Instructions to follow:
Excerpt from the entries below: please repeat exactly the lines from the one containing "Convert this screenshot" through the last one, both ends included, with no pictures.

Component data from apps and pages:
※ ※ ※
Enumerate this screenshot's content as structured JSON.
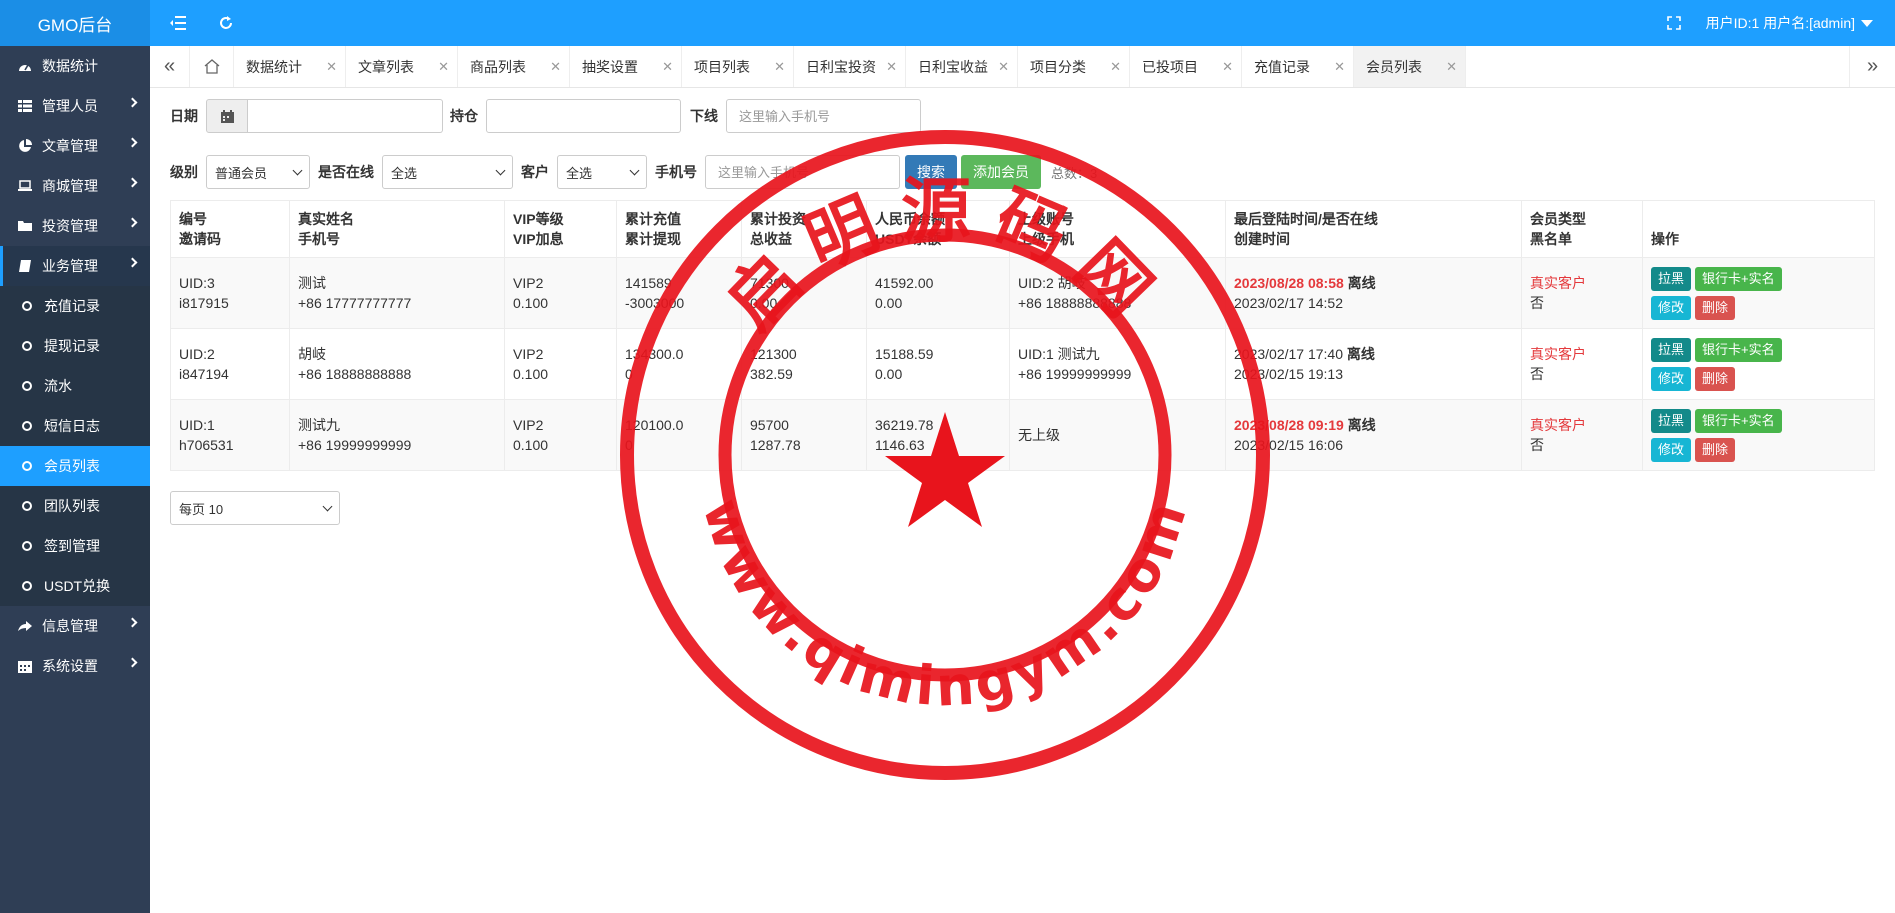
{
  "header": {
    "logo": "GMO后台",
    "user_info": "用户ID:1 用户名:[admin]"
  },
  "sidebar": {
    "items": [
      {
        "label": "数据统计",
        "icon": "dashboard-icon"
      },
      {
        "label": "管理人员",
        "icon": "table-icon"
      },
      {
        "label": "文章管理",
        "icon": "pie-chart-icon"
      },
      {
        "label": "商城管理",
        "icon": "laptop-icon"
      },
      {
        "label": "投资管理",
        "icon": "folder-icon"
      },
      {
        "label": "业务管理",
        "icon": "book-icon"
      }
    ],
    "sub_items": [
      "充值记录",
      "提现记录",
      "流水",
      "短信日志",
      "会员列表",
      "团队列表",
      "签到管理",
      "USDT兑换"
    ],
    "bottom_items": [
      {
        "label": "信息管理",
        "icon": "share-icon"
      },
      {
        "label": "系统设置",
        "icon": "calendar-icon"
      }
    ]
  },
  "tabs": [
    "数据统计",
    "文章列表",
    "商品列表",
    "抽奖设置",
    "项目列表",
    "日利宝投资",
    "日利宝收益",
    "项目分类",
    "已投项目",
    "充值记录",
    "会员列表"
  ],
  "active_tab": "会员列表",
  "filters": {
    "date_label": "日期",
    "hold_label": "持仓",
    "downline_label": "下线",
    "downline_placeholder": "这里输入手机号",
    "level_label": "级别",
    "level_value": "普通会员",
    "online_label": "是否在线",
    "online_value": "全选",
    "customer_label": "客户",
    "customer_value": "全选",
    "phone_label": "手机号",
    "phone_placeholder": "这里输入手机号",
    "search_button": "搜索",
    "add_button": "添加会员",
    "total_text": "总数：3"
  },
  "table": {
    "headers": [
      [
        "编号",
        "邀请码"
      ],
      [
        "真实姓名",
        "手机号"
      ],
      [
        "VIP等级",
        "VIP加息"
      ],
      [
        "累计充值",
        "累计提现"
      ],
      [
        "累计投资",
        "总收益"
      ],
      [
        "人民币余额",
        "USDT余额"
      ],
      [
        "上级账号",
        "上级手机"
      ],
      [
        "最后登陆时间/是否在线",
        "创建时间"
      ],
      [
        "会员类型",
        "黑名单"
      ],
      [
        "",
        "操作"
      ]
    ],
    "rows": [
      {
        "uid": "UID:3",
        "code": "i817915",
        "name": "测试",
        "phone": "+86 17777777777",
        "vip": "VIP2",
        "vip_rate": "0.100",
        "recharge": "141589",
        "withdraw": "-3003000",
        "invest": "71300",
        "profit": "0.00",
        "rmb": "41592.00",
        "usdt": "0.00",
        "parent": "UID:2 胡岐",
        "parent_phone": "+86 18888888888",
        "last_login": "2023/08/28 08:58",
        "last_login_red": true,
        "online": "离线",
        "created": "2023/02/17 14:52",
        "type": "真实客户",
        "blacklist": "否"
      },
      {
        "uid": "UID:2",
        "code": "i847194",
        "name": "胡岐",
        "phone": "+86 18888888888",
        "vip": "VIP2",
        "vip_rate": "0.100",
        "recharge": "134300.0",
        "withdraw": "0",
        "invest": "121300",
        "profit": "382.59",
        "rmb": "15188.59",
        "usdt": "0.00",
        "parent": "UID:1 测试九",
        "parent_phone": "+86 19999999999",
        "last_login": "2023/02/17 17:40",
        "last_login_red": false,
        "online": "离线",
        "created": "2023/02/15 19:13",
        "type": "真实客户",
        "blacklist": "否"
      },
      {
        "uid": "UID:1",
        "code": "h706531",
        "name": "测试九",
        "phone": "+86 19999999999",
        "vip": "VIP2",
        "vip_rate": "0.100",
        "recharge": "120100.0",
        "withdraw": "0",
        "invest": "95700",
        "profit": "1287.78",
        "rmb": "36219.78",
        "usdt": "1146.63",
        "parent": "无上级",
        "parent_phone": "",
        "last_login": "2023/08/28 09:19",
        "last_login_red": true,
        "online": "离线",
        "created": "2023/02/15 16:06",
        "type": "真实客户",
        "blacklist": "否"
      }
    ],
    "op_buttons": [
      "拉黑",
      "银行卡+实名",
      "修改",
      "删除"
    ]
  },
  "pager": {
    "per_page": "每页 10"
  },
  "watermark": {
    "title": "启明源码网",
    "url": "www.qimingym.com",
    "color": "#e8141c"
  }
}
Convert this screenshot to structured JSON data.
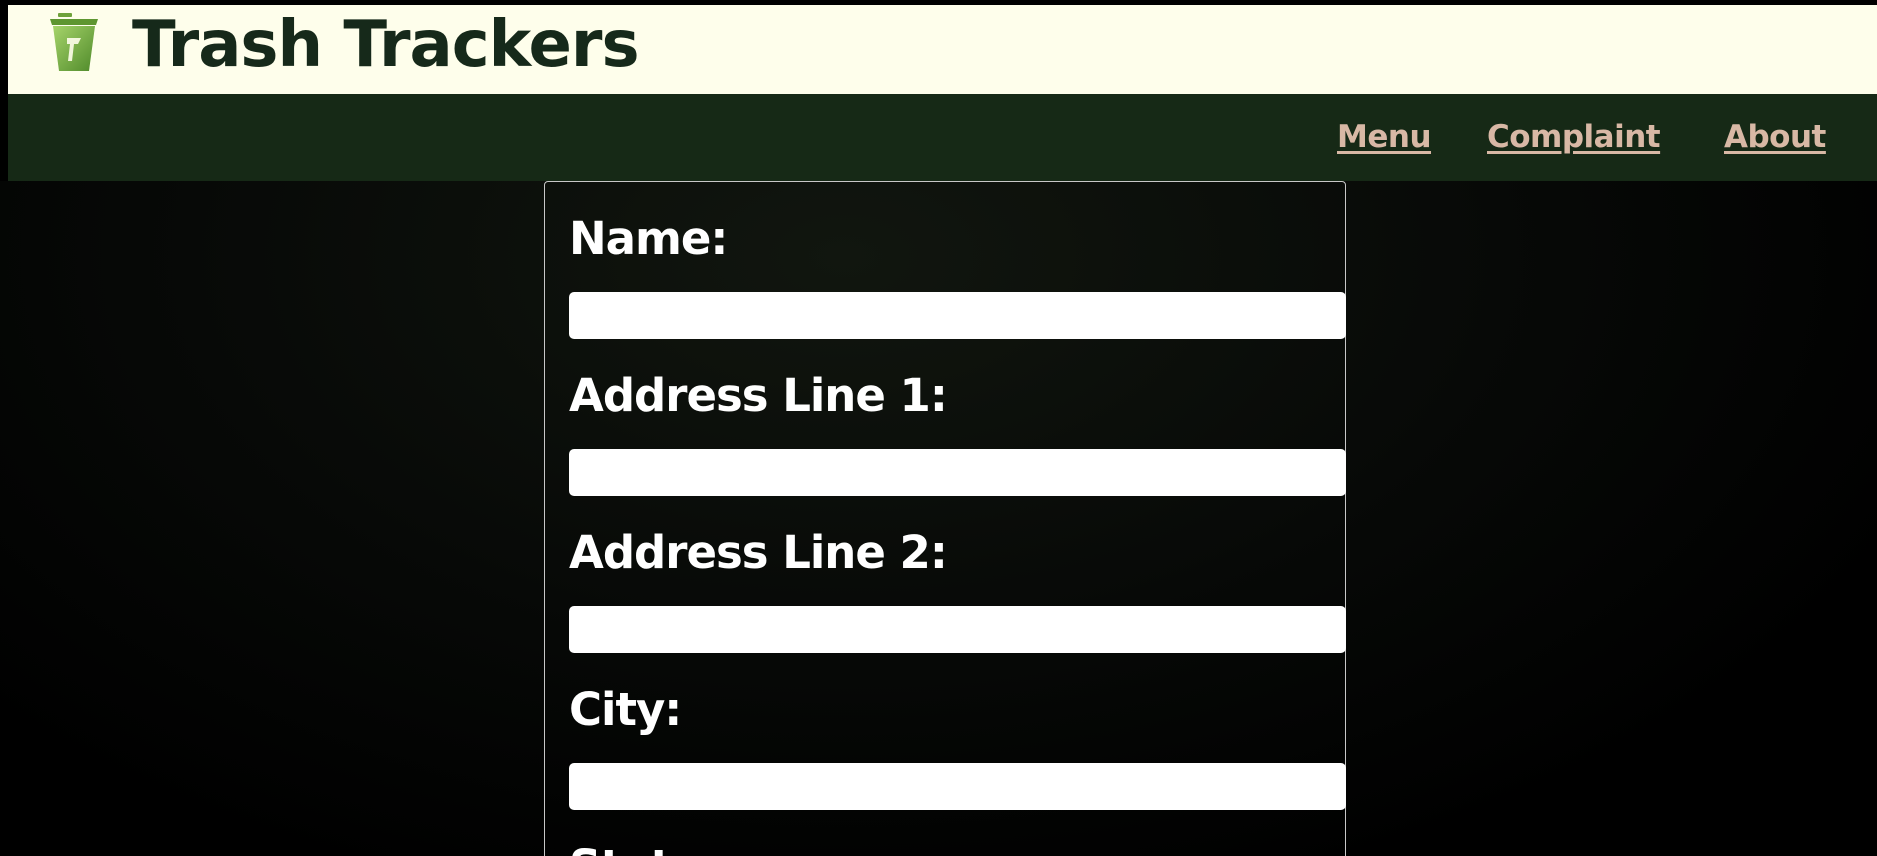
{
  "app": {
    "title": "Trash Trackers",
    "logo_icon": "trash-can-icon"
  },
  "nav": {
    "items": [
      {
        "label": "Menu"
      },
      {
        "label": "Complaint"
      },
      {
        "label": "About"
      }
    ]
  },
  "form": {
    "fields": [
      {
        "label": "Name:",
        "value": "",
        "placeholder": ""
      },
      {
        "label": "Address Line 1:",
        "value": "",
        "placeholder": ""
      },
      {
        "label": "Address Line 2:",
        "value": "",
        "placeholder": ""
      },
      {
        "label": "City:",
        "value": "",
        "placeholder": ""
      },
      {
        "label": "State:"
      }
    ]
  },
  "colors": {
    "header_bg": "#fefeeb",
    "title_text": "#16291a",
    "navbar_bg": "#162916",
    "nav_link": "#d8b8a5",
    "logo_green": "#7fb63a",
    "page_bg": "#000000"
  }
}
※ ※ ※
Final answer:
Convert this screenshot to structured JSON data.
{
  "app": {
    "title": "Trash Trackers",
    "logo_icon": "trash-can-icon"
  },
  "nav": {
    "items": [
      {
        "label": "Menu"
      },
      {
        "label": "Complaint"
      },
      {
        "label": "About"
      }
    ]
  },
  "form": {
    "fields": [
      {
        "label": "Name:",
        "value": "",
        "placeholder": ""
      },
      {
        "label": "Address Line 1:",
        "value": "",
        "placeholder": ""
      },
      {
        "label": "Address Line 2:",
        "value": "",
        "placeholder": ""
      },
      {
        "label": "City:",
        "value": "",
        "placeholder": ""
      },
      {
        "label": "State:"
      }
    ]
  },
  "colors": {
    "header_bg": "#fefeeb",
    "title_text": "#16291a",
    "navbar_bg": "#162916",
    "nav_link": "#d8b8a5",
    "logo_green": "#7fb63a",
    "page_bg": "#000000"
  }
}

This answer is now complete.